Here is where we see Snape the Death Eater at his worst – the man who will kill innocents with no regard, the sadist who abuses his power at any given opportunity, and a man whose own agenda is more important that anything else. If Voldemort had not killed Lily, I’m sure Snape would have been a top Death Eater like Bellatrix Lestrange or Malfoy.

Snape’s Loyalty

I know that some of you are still crying that yes, Snape was deeply unpleasant at times, but he was still on the good side! Doesn’t that, along with his unrequited love for Lily, prove he’s a good guy.

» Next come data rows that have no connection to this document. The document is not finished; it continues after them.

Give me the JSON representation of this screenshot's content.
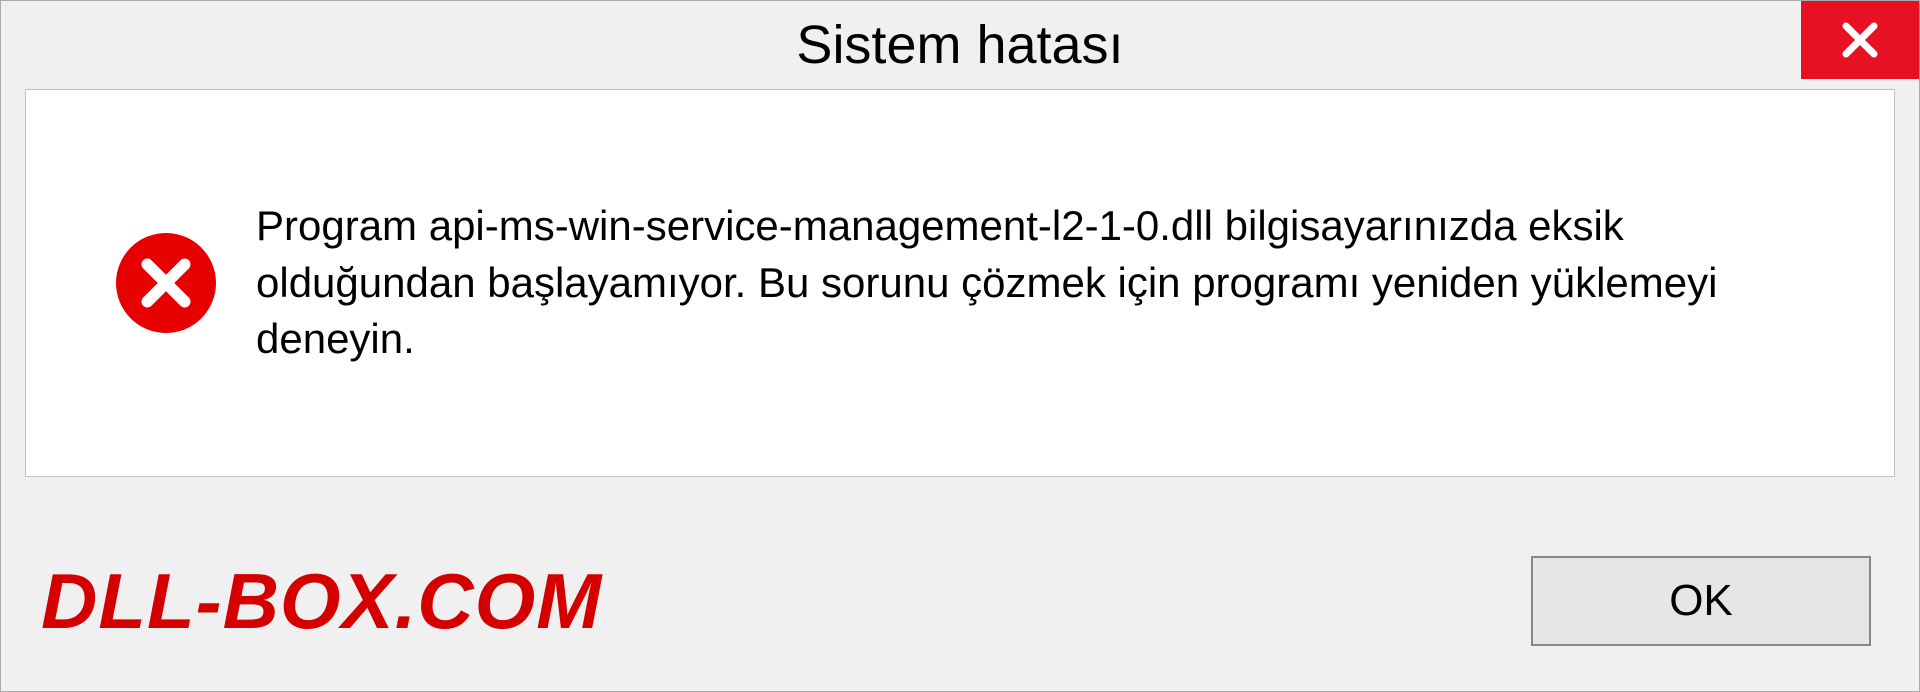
{
  "dialog": {
    "title": "Sistem hatası",
    "message": "Program api-ms-win-service-management-l2-1-0.dll bilgisayarınızda eksik olduğundan başlayamıyor. Bu sorunu çözmek için programı yeniden yüklemeyi deneyin.",
    "ok_label": "OK",
    "watermark": "DLL-BOX.COM"
  }
}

Well… no. Just because someone is working against Voldemort does not mean he is a good guy – a wonderful example would be Cornelius Fudge. But there is proof that Snape considered working for Dumbledore a secondary goal compared to that of making Harry miserable.

Let us recall the instance in Goblet of Fire where Mr. Crouch shows up while Harry and Viktor Krum are talking, and Harry runs to get Dumbledore so the latter can attend to the insane Mr. Crouch. And while outside Dumbledore’s office, Snape happens on by:

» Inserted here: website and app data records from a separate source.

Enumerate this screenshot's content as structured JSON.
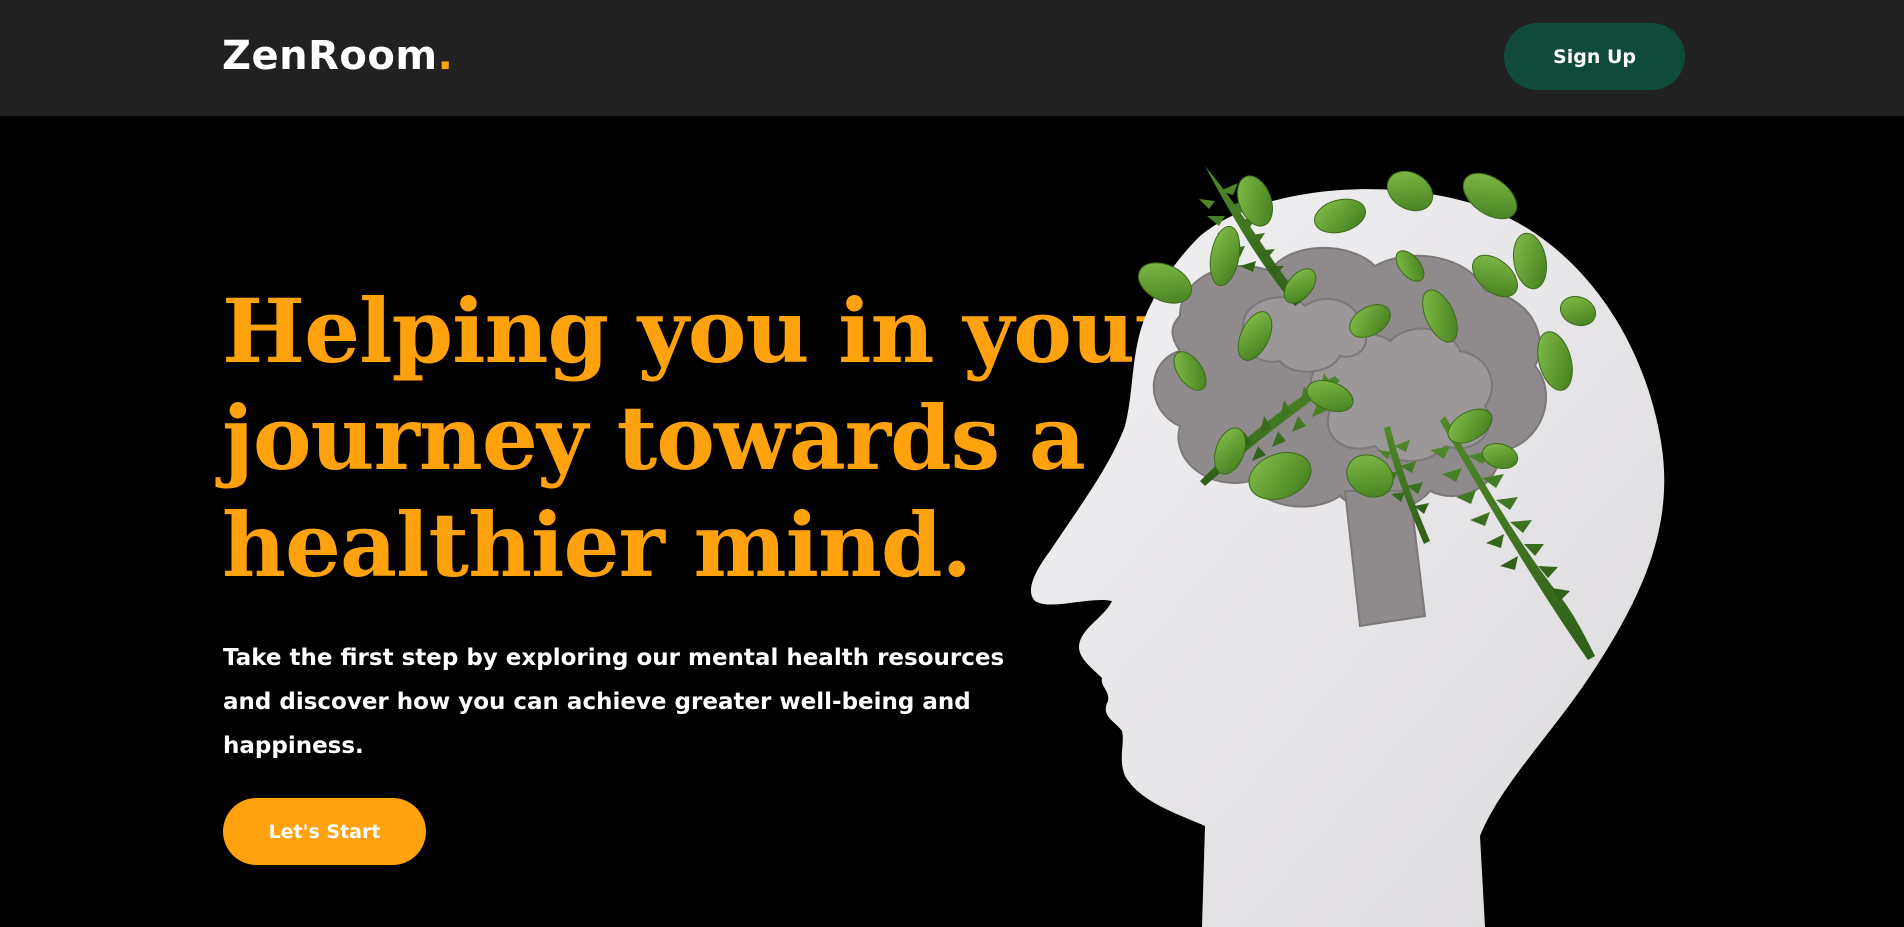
{
  "navbar": {
    "logo_text": "ZenRoom",
    "logo_dot": ".",
    "signup_label": "Sign Up"
  },
  "hero": {
    "headline_lines": [
      "Helping you in your",
      "journey towards a",
      "healthier mind."
    ],
    "subtext_lines": [
      "Take the first step by exploring our mental health resources",
      "and discover how you can achieve greater well-being and",
      "happiness."
    ],
    "cta_label": "Let's Start",
    "illustration": "head-with-leaves-illustration"
  },
  "colors": {
    "accent": "#ffa20d",
    "navbar_bg": "#212121",
    "signup_bg": "#104a3a",
    "page_bg": "#000000",
    "text": "#ffffff",
    "head": "#e9e7ea",
    "paper_brain": "#8f8a8c",
    "leaf": "#5f9a2a"
  }
}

“Mr. Crouch!” Harry shouted. “From the Ministry! He’s ill or something – he’s in the forest, he wants to see Dumbledore! Just give me the password up to -”

“The headmaster is busy, Potter,” said Snape, his thin mouth curling into an unpleasant smile.
“I’ve got to tell Dumbledore!” Harry yelled.
“Didn’t you hear me, Potter?”
Harry could tell Snape was thoroughly enjoying himself, denying Harry the very thing he wanted when he was so panicky. [Goblet of Fire, 558]

Let’s consider this. Snape has just run into a frantic Harry trying to get into Dumbledore’s office (which Harry probably wouldn’t do without good reason). Harry yells that a vanished Ministry official has shown up on the Hogwarts grounds and is crazy, and this high-ranking crazy Ministry official is running amok with a Triwizard champion. Snape decides to completely disregard all of this for the simple joy of tormenting Harry for a little bit.

It’s a rather interesting way to prioritize. Snape ignores his duty to Dumbledore and whatever is happening in the wide wizarding world, all to pettily spite a fourteen-year-old. It’s really just pathetic. So Snape is on Dumbledore’s side… when it suits him.

So after remembering all of these choice Snape moments (and I’m sure there are plenty more, and we have only scratched the surface of what he’s done to Harry), I just can’t think of him as a good guy. Yes, Severus Snape was technically on Dumbledore’s side, and he has a beautifully tragic unrequited love for Lily Potter. However, he is still an awful, spiteful, petty, vindictive, and cruel human being. He is not fit to interact with children, much less teach them.

So while I love Snape as a character, and think of him as one of Jo’s crowning literary achievements, I still hate him as a person. And perhaps the fangirling would be better directed towards Alan Rickman.